in Court and civic society in the Burgundian Low Countries c.1420–1530

This chapter contains the text of The Montecassino Chronicle of Peter the Deacon, translated and annotated by Graham A. Loud.

in Roger II and the creation of the Kingdom of Sicily

This chapter contains a selection of translated and annotated texts on the Order of teh Golden Fleece. The foundation of the Burgundian curial Order of chivalry known as the Golden Fleece was proclaimed on the market place at Bruges on behalf of Philip the Good during the festivities of his wedding to Isabella of Portugal in January 1430. The political value of the Order to the Valois dukes and their Habsburg successors lay in the acceptance on oath of the demanding statutes by a membership of high-ranking noblemen from the Burgundian dominions, and by a smaller but growing number of foreign rulers and dignitaries. A more neglected dimension of the political importance of the Golden Fleece was its relevance to urban society.

in Court and civic society in the Burgundian Low Countries c.1420–1530
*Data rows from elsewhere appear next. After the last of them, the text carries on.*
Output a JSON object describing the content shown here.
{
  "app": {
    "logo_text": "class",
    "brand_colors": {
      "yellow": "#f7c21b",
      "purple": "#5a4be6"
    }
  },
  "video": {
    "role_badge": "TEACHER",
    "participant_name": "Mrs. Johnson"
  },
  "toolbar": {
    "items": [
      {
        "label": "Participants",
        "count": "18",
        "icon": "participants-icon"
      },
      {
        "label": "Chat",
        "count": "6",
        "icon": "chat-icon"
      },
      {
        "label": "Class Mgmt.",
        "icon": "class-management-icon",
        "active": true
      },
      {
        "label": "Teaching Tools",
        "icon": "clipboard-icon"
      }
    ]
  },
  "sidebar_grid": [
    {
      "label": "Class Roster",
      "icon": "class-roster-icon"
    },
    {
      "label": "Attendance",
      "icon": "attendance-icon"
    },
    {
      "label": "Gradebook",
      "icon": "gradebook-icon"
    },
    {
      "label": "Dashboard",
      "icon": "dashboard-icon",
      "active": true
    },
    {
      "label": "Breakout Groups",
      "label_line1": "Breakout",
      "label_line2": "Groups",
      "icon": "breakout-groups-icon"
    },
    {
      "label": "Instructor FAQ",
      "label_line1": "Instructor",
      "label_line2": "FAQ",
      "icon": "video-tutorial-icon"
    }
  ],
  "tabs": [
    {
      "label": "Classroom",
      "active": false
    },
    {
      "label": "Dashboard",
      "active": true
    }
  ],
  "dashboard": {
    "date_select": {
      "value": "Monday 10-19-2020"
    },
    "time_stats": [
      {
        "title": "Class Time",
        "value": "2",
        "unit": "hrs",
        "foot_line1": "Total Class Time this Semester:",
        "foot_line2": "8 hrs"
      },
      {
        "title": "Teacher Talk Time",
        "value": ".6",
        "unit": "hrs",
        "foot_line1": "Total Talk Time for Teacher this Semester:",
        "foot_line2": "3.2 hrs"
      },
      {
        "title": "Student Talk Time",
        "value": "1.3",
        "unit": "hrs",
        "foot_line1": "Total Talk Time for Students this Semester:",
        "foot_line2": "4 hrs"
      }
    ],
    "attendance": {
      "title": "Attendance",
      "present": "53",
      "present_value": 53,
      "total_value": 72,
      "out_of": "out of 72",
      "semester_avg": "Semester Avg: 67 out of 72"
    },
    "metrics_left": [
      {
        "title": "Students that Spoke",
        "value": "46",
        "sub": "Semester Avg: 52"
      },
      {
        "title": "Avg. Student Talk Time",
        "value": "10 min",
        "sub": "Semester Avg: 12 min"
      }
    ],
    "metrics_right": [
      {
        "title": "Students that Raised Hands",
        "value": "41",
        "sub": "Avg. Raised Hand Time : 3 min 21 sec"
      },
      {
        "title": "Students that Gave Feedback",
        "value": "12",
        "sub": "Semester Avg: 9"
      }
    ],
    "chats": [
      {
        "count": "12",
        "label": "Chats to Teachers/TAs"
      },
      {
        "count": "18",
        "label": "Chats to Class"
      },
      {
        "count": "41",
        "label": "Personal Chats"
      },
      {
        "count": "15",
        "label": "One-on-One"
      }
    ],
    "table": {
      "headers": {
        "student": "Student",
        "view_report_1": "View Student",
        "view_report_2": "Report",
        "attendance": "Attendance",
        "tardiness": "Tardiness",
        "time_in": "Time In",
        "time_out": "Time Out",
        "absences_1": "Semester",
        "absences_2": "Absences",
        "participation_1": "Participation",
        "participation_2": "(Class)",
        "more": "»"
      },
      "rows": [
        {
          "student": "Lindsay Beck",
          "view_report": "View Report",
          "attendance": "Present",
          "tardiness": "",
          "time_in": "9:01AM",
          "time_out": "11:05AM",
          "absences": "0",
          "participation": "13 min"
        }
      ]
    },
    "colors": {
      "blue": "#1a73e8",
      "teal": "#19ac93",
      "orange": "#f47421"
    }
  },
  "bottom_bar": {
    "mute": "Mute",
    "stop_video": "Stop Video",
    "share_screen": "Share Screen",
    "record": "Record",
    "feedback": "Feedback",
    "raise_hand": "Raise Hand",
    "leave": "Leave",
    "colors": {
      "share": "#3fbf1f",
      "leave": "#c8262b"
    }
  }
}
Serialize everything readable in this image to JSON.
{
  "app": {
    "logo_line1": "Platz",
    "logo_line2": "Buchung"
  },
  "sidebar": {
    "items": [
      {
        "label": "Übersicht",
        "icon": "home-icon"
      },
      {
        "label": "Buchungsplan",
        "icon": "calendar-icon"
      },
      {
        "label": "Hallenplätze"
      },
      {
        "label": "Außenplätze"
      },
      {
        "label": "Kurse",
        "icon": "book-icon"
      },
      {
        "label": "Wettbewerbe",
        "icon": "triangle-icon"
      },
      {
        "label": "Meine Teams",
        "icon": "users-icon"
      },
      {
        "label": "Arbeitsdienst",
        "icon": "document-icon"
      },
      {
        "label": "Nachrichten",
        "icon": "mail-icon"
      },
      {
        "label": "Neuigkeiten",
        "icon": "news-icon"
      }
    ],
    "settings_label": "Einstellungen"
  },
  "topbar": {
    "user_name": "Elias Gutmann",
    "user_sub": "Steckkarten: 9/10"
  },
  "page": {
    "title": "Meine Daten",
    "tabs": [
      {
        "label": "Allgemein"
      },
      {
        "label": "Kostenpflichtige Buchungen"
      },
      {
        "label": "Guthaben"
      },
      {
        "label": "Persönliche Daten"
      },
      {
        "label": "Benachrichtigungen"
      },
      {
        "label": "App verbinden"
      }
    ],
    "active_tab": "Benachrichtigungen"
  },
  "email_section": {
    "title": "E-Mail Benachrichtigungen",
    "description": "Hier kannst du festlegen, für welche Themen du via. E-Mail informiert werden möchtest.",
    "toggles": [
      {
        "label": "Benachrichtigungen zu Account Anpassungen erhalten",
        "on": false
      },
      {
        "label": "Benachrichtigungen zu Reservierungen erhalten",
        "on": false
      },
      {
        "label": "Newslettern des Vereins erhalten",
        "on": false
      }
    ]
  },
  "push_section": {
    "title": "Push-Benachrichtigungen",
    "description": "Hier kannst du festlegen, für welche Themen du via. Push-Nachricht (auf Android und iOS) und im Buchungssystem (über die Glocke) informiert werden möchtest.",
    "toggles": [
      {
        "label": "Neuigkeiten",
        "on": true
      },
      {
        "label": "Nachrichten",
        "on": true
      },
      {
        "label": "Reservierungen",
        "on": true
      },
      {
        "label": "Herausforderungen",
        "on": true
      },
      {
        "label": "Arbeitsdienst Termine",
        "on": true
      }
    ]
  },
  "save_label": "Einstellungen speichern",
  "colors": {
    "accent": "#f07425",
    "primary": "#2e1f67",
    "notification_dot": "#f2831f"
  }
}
The Norman kingdom of Sicily is one of the most fascinating and unusual areas of interest within the discipline of medieval history. The unification of the island of Sicily with the southern Italian mainland in the years after 1127 altered the balance of power in the Mediterranean and had a major impact on the power politics of Europe in the central Middle Ages. Count Roger II of Sicily was crowned as the first king of the new kingdom of Sicily in Palermo cathedral on Christmas Day 1130. Two principal narrative texts, the 'History of King Roger' of Abbot Alexander of Telese and the Chronicle of Falco of Benevento, reveal diametrically opposing views of King Roger and his state-building. Alexander of Telese suggested that Roger deliberately cultivated an image of restraint and remoteness that he might be feared by evildoers, and the chronicle attributed to Archbishop Romuald of Salerno said that he was more feared than loved by his subjects. If the German sources show the expedition of 1137 from the viewpoint of the invaders, the Montecassino chronicle depicts it from that of the recipients, trying to safeguard their own interests in the face of conflicting pressures on them. The 'Catalogue of the Barons' is a source of great importance for the study of the kingdom of Sicily in the mid-twelfth century, both for the military system and for the structure of landholding in the mainland provinces, but it is a problematic text.

Selected documents

This chapter contains selected sources on the topic of king Roger II and the papacy, translated and annotated by Graham A. Loud.

in Roger II and the creation of the Kingdom of Sicily

This chapter contains the text of Chronicon Sive Annales 1125-54 written by Romauld of Salerno, translated and annotated by Graham A. Loud.

in Roger II and the creation of the Kingdom of Sicily